Cogeco executives said during their third-quarter earnings report that 65% of broadband competition faced by recently expanded U.S. asset Atlantic Broadband is DSL.
The favorable competitive landscape faced by the ninth biggest U.S. cable operator is, of course, a nice hedge for Canadian parent Cogeco. One quarter of the Montreal-based operator’s footprint has access to fiber-to-the-home, while another 25% has access to “fiber-to-the-node” services. Amid the competitive landscape, Cogeco has been growing annual revenue at only around 3%.
Cogeco execs also said their $1.4 billion acquisition of 236,000 MetroCast residential and business passings in New Hampshire, Maine, Pennsylvania, Maryland and Virginia is slated to close in January. The further expansion of Atlantic Broadband’s footprint came two years after the $200 million purchase of MetroCast’s Connecticut systems.
During their Q3 presentation, Congeco executives continued to tout the operational symmetry of the additional MetroCast customers, noting the growth they’ve managed to kickstart in the earlier Connecticut purchase.

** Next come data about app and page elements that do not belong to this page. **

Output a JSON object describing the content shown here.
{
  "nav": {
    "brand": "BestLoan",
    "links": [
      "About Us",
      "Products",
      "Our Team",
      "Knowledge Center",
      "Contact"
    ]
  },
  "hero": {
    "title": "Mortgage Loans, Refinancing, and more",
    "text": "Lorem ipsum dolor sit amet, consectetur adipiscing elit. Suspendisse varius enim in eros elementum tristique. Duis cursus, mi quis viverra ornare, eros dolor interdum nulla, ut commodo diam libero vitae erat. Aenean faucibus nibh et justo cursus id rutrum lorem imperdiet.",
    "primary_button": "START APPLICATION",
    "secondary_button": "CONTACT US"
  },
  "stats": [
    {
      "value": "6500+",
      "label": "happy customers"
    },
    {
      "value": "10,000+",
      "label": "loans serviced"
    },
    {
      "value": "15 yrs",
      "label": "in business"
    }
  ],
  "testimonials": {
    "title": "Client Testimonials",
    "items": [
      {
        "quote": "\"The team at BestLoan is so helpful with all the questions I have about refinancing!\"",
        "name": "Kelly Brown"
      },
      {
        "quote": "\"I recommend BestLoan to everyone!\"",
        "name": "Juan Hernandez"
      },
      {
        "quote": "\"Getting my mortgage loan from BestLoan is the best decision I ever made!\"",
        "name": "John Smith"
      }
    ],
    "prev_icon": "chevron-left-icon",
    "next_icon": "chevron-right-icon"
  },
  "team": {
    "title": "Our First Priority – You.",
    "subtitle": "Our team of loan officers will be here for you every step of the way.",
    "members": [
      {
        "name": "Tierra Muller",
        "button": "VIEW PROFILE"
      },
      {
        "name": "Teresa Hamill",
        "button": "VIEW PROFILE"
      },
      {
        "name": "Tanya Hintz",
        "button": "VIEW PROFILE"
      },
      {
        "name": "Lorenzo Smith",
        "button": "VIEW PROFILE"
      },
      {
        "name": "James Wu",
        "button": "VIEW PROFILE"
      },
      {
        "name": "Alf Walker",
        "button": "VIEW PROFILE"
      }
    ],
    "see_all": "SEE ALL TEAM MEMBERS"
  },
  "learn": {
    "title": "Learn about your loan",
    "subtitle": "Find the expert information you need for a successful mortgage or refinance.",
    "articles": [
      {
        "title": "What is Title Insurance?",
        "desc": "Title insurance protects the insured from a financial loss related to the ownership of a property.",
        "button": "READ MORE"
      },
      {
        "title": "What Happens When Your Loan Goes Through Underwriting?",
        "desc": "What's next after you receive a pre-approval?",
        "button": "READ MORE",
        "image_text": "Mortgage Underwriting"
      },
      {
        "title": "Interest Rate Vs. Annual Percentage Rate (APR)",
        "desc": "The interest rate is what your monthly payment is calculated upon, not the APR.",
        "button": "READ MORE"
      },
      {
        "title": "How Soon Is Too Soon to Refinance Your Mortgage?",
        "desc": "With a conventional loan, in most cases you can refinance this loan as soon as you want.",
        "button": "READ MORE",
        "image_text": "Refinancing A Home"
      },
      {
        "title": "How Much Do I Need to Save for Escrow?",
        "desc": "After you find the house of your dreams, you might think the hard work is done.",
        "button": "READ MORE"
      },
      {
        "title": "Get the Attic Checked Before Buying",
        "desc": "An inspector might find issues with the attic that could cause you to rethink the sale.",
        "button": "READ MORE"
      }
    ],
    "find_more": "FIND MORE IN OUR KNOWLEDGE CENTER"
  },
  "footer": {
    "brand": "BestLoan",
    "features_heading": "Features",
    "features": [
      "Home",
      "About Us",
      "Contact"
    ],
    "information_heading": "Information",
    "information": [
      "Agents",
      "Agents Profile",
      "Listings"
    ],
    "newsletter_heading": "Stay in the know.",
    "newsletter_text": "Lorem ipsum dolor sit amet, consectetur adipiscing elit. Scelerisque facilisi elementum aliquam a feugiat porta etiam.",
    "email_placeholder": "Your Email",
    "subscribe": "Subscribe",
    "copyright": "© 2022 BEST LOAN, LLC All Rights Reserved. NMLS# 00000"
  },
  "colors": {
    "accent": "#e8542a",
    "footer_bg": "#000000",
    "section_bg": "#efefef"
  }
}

Customers in that system grew 11% from Q3 2016 to Q3 2017, they said, with bundled subscribers up 13%.
With the second MetroCast purchase, Atlantic Broadband now passes 850,000 businesses in secondary markets, and it has around 450,000 residential and business customers. It’s now producing $715 million in annual revenue and has 1,250 employees.
Cogeco’s “U.S. cable business continues to see healthy RGU growth of 3% and ARPU growth of 4%, which we believe is sustainable given its broadband market position and pricing power,” said ScotiaBank analyst Jeff Fan in a note to investors this morning. “Furthermore, because Atlantic Broadband’s footprint is in secondary markets, it is seeing less impact from vMVPD competition that many MSOs are seeing in larger markets."